* _Task material_:
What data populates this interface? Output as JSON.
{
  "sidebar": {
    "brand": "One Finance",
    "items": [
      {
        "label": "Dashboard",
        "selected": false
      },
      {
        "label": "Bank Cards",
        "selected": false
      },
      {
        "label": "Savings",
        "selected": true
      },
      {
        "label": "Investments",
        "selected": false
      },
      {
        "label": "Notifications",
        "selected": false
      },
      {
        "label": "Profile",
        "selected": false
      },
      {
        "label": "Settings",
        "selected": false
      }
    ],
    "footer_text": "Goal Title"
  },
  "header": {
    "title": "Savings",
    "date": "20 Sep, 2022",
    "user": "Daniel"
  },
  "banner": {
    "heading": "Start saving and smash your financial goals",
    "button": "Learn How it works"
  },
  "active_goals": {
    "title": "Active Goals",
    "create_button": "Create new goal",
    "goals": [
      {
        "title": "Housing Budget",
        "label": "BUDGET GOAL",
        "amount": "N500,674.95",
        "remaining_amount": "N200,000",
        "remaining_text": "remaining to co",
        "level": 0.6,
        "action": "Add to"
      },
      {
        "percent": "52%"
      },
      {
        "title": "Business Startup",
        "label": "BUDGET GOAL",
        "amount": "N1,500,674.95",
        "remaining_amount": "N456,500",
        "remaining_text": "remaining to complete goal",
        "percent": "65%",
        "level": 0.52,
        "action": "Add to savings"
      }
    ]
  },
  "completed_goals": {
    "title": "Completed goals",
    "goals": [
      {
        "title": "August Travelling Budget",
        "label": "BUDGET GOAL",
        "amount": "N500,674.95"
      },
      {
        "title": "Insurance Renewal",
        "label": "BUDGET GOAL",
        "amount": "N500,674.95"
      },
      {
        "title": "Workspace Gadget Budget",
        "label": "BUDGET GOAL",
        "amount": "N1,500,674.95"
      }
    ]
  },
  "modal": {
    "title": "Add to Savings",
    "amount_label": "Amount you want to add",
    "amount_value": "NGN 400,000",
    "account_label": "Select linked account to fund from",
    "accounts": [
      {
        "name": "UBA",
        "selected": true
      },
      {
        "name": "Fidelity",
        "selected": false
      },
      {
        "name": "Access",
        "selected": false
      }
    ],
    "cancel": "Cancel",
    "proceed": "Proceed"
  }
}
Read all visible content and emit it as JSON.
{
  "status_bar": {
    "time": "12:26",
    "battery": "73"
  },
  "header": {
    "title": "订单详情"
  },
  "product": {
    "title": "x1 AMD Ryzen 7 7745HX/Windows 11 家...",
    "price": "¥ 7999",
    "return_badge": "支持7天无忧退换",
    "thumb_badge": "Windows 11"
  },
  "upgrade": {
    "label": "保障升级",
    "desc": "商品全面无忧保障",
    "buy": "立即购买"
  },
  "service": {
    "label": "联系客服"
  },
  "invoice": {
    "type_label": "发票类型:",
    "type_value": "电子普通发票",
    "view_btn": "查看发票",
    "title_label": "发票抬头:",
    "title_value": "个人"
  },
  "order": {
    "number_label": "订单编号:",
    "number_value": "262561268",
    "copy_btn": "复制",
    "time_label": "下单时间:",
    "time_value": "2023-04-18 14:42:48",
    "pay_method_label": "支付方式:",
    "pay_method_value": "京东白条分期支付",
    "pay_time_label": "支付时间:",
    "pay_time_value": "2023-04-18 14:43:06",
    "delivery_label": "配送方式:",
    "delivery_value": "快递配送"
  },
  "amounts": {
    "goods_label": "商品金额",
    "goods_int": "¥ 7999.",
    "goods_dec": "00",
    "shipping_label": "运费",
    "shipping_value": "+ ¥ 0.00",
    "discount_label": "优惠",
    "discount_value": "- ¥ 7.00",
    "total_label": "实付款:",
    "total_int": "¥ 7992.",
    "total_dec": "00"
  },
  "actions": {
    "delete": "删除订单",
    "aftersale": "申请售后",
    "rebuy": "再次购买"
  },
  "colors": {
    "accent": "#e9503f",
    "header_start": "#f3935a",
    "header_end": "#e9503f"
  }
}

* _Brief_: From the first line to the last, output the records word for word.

* _Problem solution_:
What data populates this interface? Output as JSON.
{
  "sidebar": {
    "brand": "One Finance",
    "items": [
      {
        "label": "Dashboard",
        "selected": false
      },
      {
        "label": "Bank Cards",
        "selected": false
      },
      {
        "label": "Savings",
        "selected": true
      },
      {
        "label": "Investments",
        "selected": false
      },
      {
        "label": "Notifications",
        "selected": false
      },
      {
        "label": "Profile",
        "selected": false
      },
      {
        "label": "Settings",
        "selected": false
      }
    ],
    "footer_text": "Goal Title"
  },
  "header": {
    "title": "Savings",
    "date": "20 Sep, 2022",
    "user": "Daniel"
  },
  "banner": {
    "heading": "Start saving and smash your financial goals",
    "button": "Learn How it works"
  },
  "active_goals": {
    "title": "Active Goals",
    "create_button": "Create new goal",
    "goals": [
      {
        "title": "Housing Budget",
        "label": "BUDGET GOAL",
        "amount": "N500,674.95",
        "remaining_amount": "N200,000",
        "remaining_text": "remaining to co",
        "level": 0.6,
        "action": "Add to"
      },
      {
        "percent": "52%"
      },
      {
        "title": "Business Startup",
        "label": "BUDGET GOAL",
        "amount": "N1,500,674.95",
        "remaining_amount": "N456,500",
        "remaining_text": "remaining to complete goal",
        "percent": "65%",
        "level": 0.52,
        "action": "Add to savings"
      }
    ]
  },
  "completed_goals": {
    "title": "Completed goals",
    "goals": [
      {
        "title": "August Travelling Budget",
        "label": "BUDGET GOAL",
        "amount": "N500,674.95"
      },
      {
        "title": "Insurance Renewal",
        "label": "BUDGET GOAL",
        "amount": "N500,674.95"
      },
      {
        "title": "Workspace Gadget Budget",
        "label": "BUDGET GOAL",
        "amount": "N1,500,674.95"
      }
    ]
  },
  "modal": {
    "title": "Add to Savings",
    "amount_label": "Amount you want to add",
    "amount_value": "NGN 400,000",
    "account_label": "Select linked account to fund from",
    "accounts": [
      {
        "name": "UBA",
        "selected": true
      },
      {
        "name": "Fidelity",
        "selected": false
      },
      {
        "name": "Access",
        "selected": false
      }
    ],
    "cancel": "Cancel",
    "proceed": "Proceed"
  }
}
Read all visible content and emit it as JSON.
{
  "status_bar": {
    "time": "12:26",
    "battery": "73"
  },
  "header": {
    "title": "订单详情"
  },
  "product": {
    "title": "x1 AMD Ryzen 7 7745HX/Windows 11 家...",
    "price": "¥ 7999",
    "return_badge": "支持7天无忧退换",
    "thumb_badge": "Windows 11"
  },
  "upgrade": {
    "label": "保障升级",
    "desc": "商品全面无忧保障",
    "buy": "立即购买"
  },
  "service": {
    "label": "联系客服"
  },
  "invoice": {
    "type_label": "发票类型:",
    "type_value": "电子普通发票",
    "view_btn": "查看发票",
    "title_label": "发票抬头:",
    "title_value": "个人"
  },
  "order": {
    "number_label": "订单编号:",
    "number_value": "262561268",
    "copy_btn": "复制",
    "time_label": "下单时间:",
    "time_value": "2023-04-18 14:42:48",
    "pay_method_label": "支付方式:",
    "pay_method_value": "京东白条分期支付",
    "pay_time_label": "支付时间:",
    "pay_time_value": "2023-04-18 14:43:06",
    "delivery_label": "配送方式:",
    "delivery_value": "快递配送"
  },
  "amounts": {
    "goods_label": "商品金额",
    "goods_int": "¥ 7999.",
    "goods_dec": "00",
    "shipping_label": "运费",
    "shipping_value": "+ ¥ 0.00",
    "discount_label": "优惠",
    "discount_value": "- ¥ 7.00",
    "total_label": "实付款:",
    "total_int": "¥ 7992.",
    "total_dec": "00"
  },
  "actions": {
    "delete": "删除订单",
    "aftersale": "申请售后",
    "rebuy": "再次购买"
  },
  "colors": {
    "accent": "#e9503f",
    "header_start": "#f3935a",
    "header_end": "#e9503f"
  }
}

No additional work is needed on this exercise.